Mindfulness Programming Improves Sleep Quality, Stress Reduction in Survivors and Caregivers

January 15, 2020

Researchers indicated that this sort of non-pharmaceutical programming is warranted to enhance quality of life as the cancer population continues to grow.

A study published in OBM Neurobiology suggested that psychosocial continued care, such as mindfulness programming, may enhance sleep quality, perceived stress, and resilience for those living with the impact of a cancer diagnosis.1

As the number of survivors and caregivers increases, non-pharmaceutical programming like Mindfulness in Motion (MIM) is warranted to enhance quality of life and support this population, according to the authors. 

MIM is a mindfulness-based intervention that previously demonstrated significant biologic and positive psychosocial outcomes with adult working populations. In this study, researchers utilized MIM to assess sleep, resilience, and perceived stress in survivors and caregivers across all stages and various types of cancer. 

“The findings of this pilot study will be valuable in refining the intervention and planning a larger randomized controlled trial,” lead author Maryanna Klatt, a professor in the Department of Family Medicine at The Ohio State University College of Medicine, said in a press release.2 “We plan to film and disseminate, via video, the Mindfulness in Motion intervention for cancer survivors so that survivors who live varying distances from academic medical centers could have access to the program.” 

In this cohort of 20 cancer survivors and 5 caregivers, participants attended 1-hour group meetings once a week and individually performed prerecorded mindfulness meditations accompanied by music and gentle yoga movements daily across an 8-week period. Significant improvements were seen in sleep quality (P < 0.01), resilience (= 0.016), and perceived stress (P < 0.01), with participants noting the importance of having a mixed group of both survivors and caregivers in the group intervention. Additionally, the majority of patients found the components of the intervention very helpful and expressed satisfaction with the program.

“This marks the first time the Mindfulness in Motion program has been tested in cancer survivors and their caregivers, and these findings support this mindfulness intervention as feasible and well-accepted,” Klatt said. 

Participants reported that they most benefited from the group dynamics from the program, as well as from the information provided.
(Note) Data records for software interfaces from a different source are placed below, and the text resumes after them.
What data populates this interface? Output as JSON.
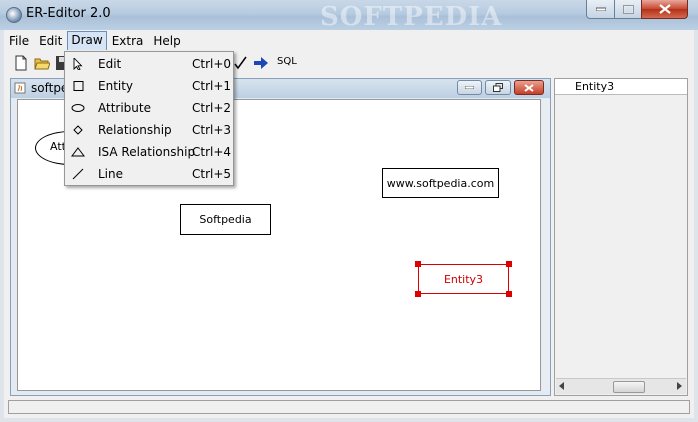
{
  "window": {
    "title": "ER-Editor 2.0",
    "watermark": "SOFTPEDIA"
  },
  "menubar": [
    "File",
    "Edit",
    "Draw",
    "Extra",
    "Help"
  ],
  "toolbar": {
    "sql_label": "SQL"
  },
  "internal_frame": {
    "title": "softpe"
  },
  "canvas": {
    "attribute_partial": "Att",
    "entities": [
      "www.softpedia.com",
      "Softpedia",
      "Entity3"
    ]
  },
  "draw_menu": [
    {
      "label": "Edit",
      "shortcut": "Ctrl+0",
      "icon": "arrow-cursor-icon"
    },
    {
      "label": "Entity",
      "shortcut": "Ctrl+1",
      "icon": "rectangle-icon"
    },
    {
      "label": "Attribute",
      "shortcut": "Ctrl+2",
      "icon": "ellipse-icon"
    },
    {
      "label": "Relationship",
      "shortcut": "Ctrl+3",
      "icon": "diamond-icon"
    },
    {
      "label": "ISA Relationship",
      "shortcut": "Ctrl+4",
      "icon": "triangle-icon"
    },
    {
      "label": "Line",
      "shortcut": "Ctrl+5",
      "icon": "line-icon"
    }
  ],
  "panel": {
    "rows": [
      "Entity3"
    ]
  },
  "colors": {
    "selection": "#d00000",
    "menu_highlight": "#d6e5f5"
  }
}
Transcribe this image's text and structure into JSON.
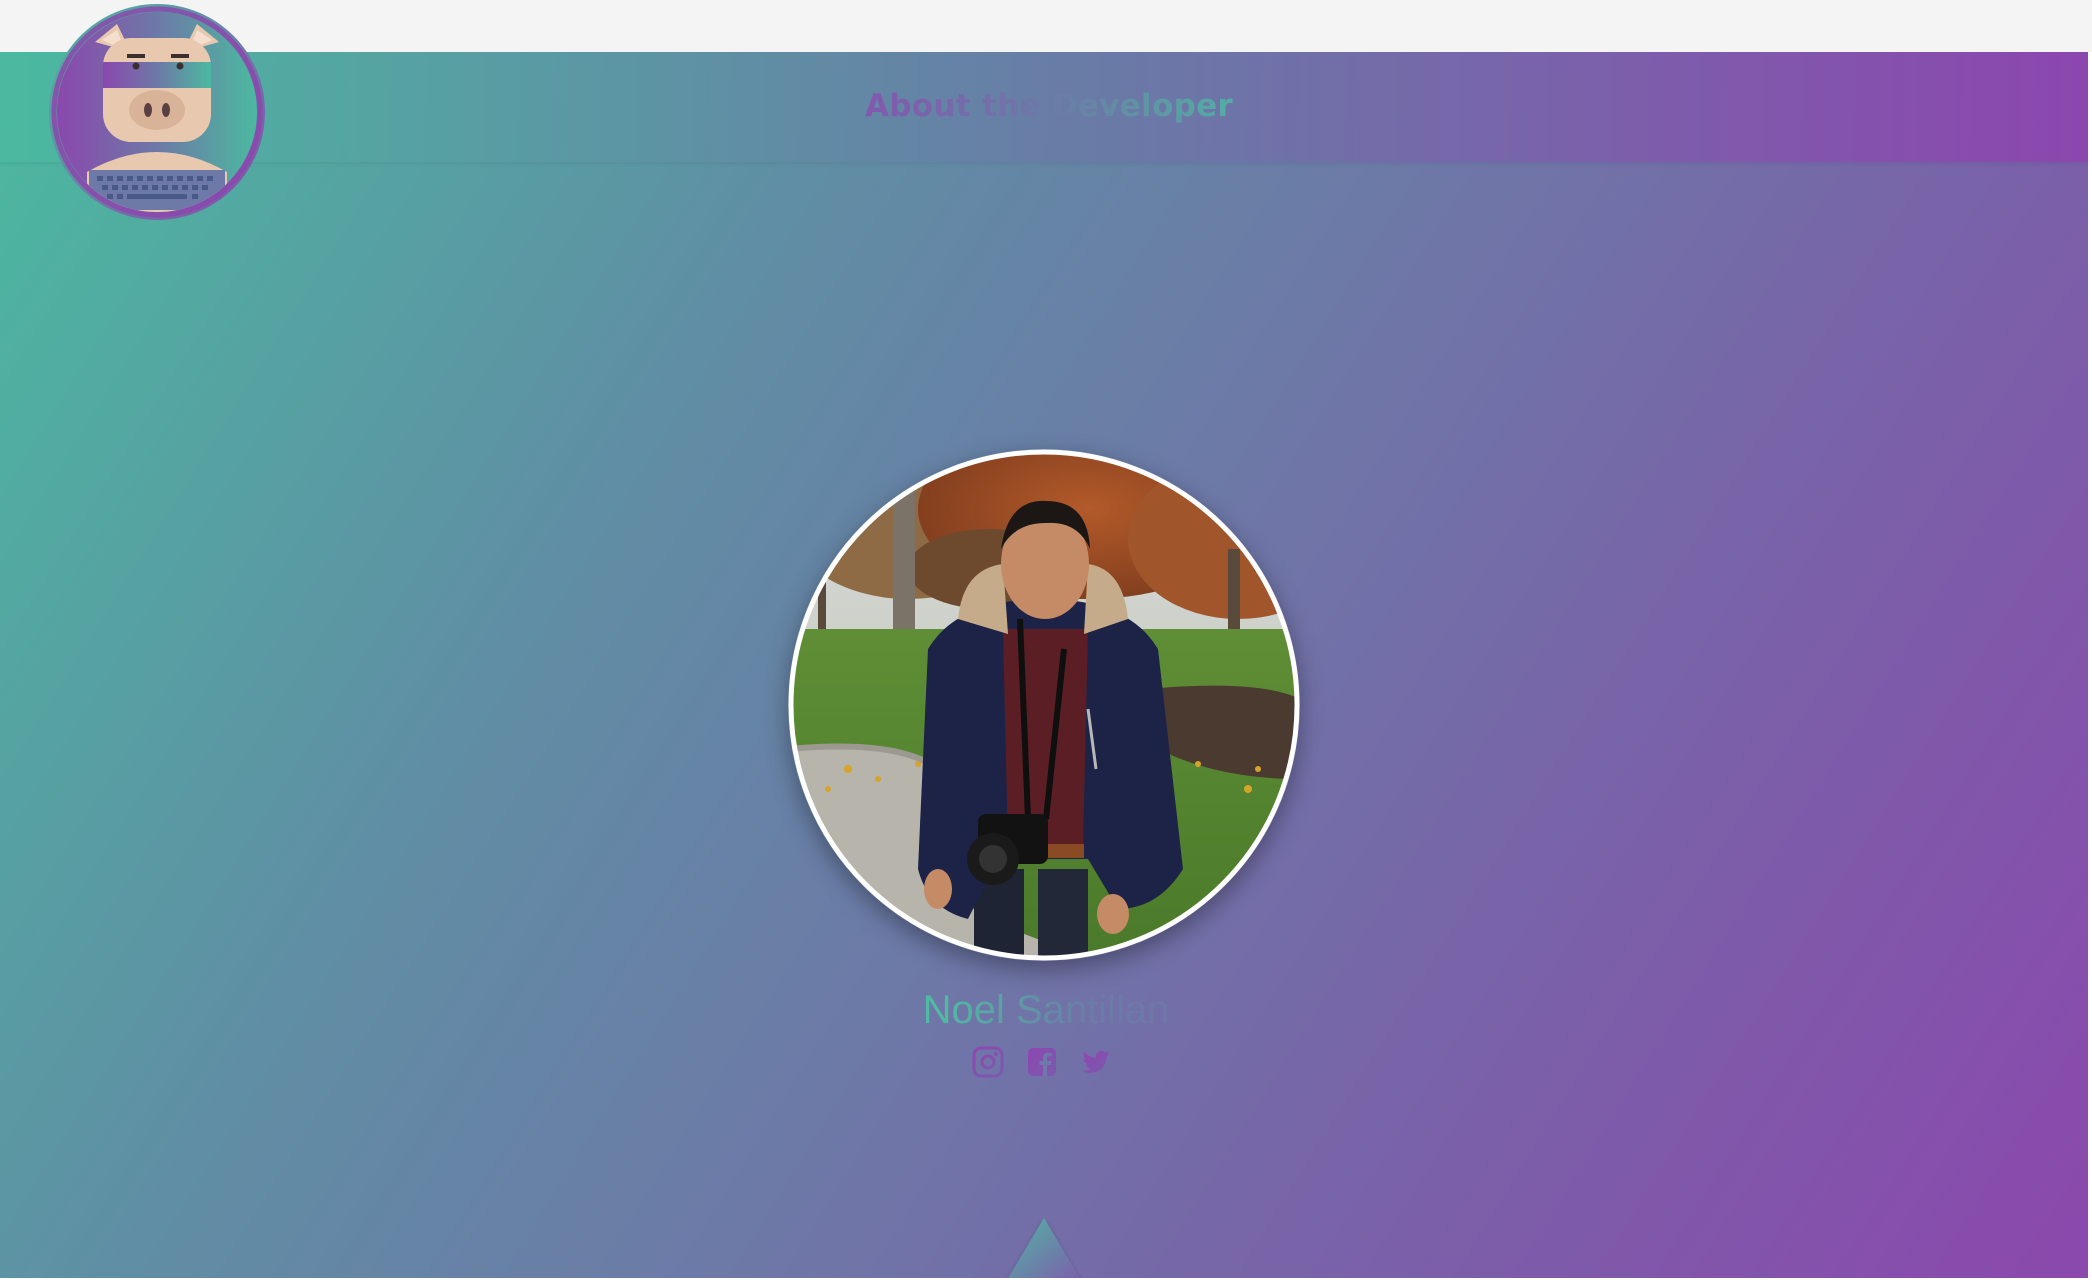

Studies have previously evidenced psychosocial support as central to reducing cancer-related distress, finding MBIs to be particularly effective for worry, which could be a significant inhibitor of sleep quality. In qualitative reflective commentary collected, all aspects of the intervention were rated by participants at least an 8.3 out of 10, with 10 being “very useful.” 

Additionally, survivors expressed most wanting more lifestyle information during their weekly sessions, indicating that cancer survivors are open to learning more about living with cancer and could benefit from programs that provide this information in a clinical setting. Research has also shown mindfulness interventions to be effective for not only managing symptom burden, but also in affecting various health behaviors, including eating and smoking. 

“This demonstrates that an intervention like MIM could be doubly effective for cancer survivors by providing an avenue for health behavior change to a group that is open, and ripe, to make such changes,” the authors wrote. 

Randomized controlled trials comparing MIM with usual care and MIM with the longer mindfulness-based stress reduction are needed to establish the value of this care in affecting resilient cancer survivorship and overall sleep quality garnered via MIM, according to researchers.

References:

1. Klatt MD, Wise E, Gabram O, Huber M, Wei L, Katz M. Exploring Quality of Sleep, Perceived Stress and Resilience in Cancer Survivorship: A Feasibility Study of Mindfulness in Motion. OBM Neurobiology. doi:10.21926/obm.neurobiol.1904047.

2. Study: Mindfulness Improves Sleep, Reduces Stress in Cancer Survivors, Caregivers [news release]. Columbus, Ohio. Published December 20, 2019. wexnermedical.osu.edu/mediaroom/pressreleaselisting/study-mindfulness-improves-sleep-reduces-stress-in-cancer-survivors-caregivers. Accessed January 14, 2020.